Before SMITH, KAUFMAN and MARSHALL, Circuit Judges.
KAUFMAN, Circuit Judge: In a seemingly endless series of diffuse complaints, filed in both state and federal courts, plaintiff-appellant Dave Fleischer has alleged that Paramount Pictures Corporation and its co-defendants have deprived him of his proper share of the proceeds to various motionpicture cartoons. The present action, seeking an accounting, was originally filed in October of 1957; an amended complaint, adding a cause of action for alleged antitrust violations, was served the following month. In July of 1959, Judge Palmieri dismissed the antitrust claim, and refused to permit Fleischer to appear in the capacity of "receiver" of Fleischer Studios, Inc., a long defunct Florida corporation, 180 F.Supp. 717 (S.D.N.Y. 1959); plaintiff's second amended complaint, once again requesting an accounting, was finally dismissed on a motion for summary judgment by Chief Judge Ryan in September of 1963. 222 F.Supp. 40 (S.D.N.Y. 1963).
Apart from the merits of Fleischer's claims, several factors justify the dismissals below, which are hereby affirmed.*fn1 When the conclusory allegations of the complaints are pierced, be they characterized as "antitrust" or "accounting" claims, it becomes apparent that plaintiff is simply asserting that Paramount has violated the express or implied terms of a 1941 contract. And since that agreement was not with Fleischer individually, but with Fleischer Studios, Inc., it is equally clear that Fleischer may not secure a personal recovery for an alleged wrong done to his corporation. While plaintiff attempts to invoke his status as "trustee in dissolution" or "receiver" of the corporation, he is nonetheless barred. Under Florida law, corporate claims not dealing with Florida real estate abate three years after the corporation is dissolved, Fla. Stat. Ann . §§ 608.29, 608.30 (1961); Walder v. Paramount Publix Corp ., 132 F.Supp. 912, 917-19 (S.D.N.Y. 1955), and the present suit was filed more than eleven years after the demise of Fleischer Studios.

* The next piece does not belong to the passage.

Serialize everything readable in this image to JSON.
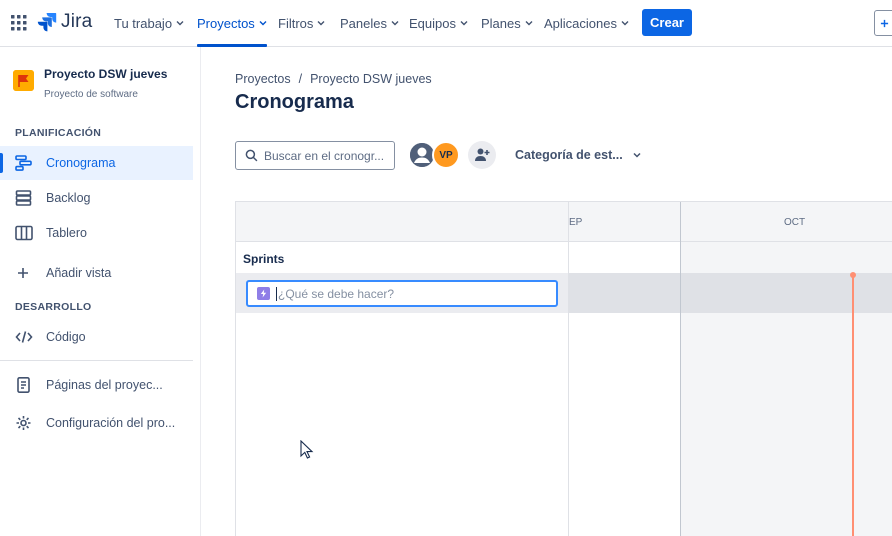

Although it is not necessary to consider the point, most if not all of Fleischer's allegations are also foreclosed to him on grounds of collateral estoppel. The rights and obligations of Paramount under the 1941 contract, as well as Fleischer's inability to recover for injuries suffered by his corporation, issues central to the instant case, were determined adversely to the plaintiff by the New York State courts in Fleischer v. W.P.I.X., Inc ., 30 Misc. 2d 17, 213 N.Y.S. 2d appeals dismissed, 14 App. Div. 2d 846 (1961), appeals dismissed, 11 N.Y. 2d 876, 227 N.Y.S. 2d 913, appeals dismissed, 371 U.S. 16 (1962). Although Paramount was not a party to the New York litigation, both this court and the New York Court of Appeals permit a prior judgment to be invoked defensively as against the unsuccessful party in the prior action, where the issues are the same and have been fully litigated. Zdanok v. The Glidden Co ., 327 F.2d 944 (2nd Cir. 1964); First Congregational Church v. Evangelical & Reformed Church, 305 F.2d 724 (2nd Cir. 1962); Israel v. Wood Dolson Co., 1 N.Y. 2d 116, 151 N.Y.S. 2d 1 (1962).*fn2
Although critical of Fleischer's attorney, Chief Judge Ryan denied Paramount's motion for an allowance of $15,000 counsel fees, and Paramount has filed a cross-appeal from his decision in this regard. While the conduct of Fleischer's counsel was properly disapproved, we affirm Judge Ryan's refusal to tax Fleischer with Paramount's attorneys' fees. American courts have traditionally refused to include counsel fees in a losing party's bill of costs, except in the most extraordinary of instances, and have virtually never awarded such fees in an action at law. Every litigant, regardless of the seeming frivolity of his claims, is ...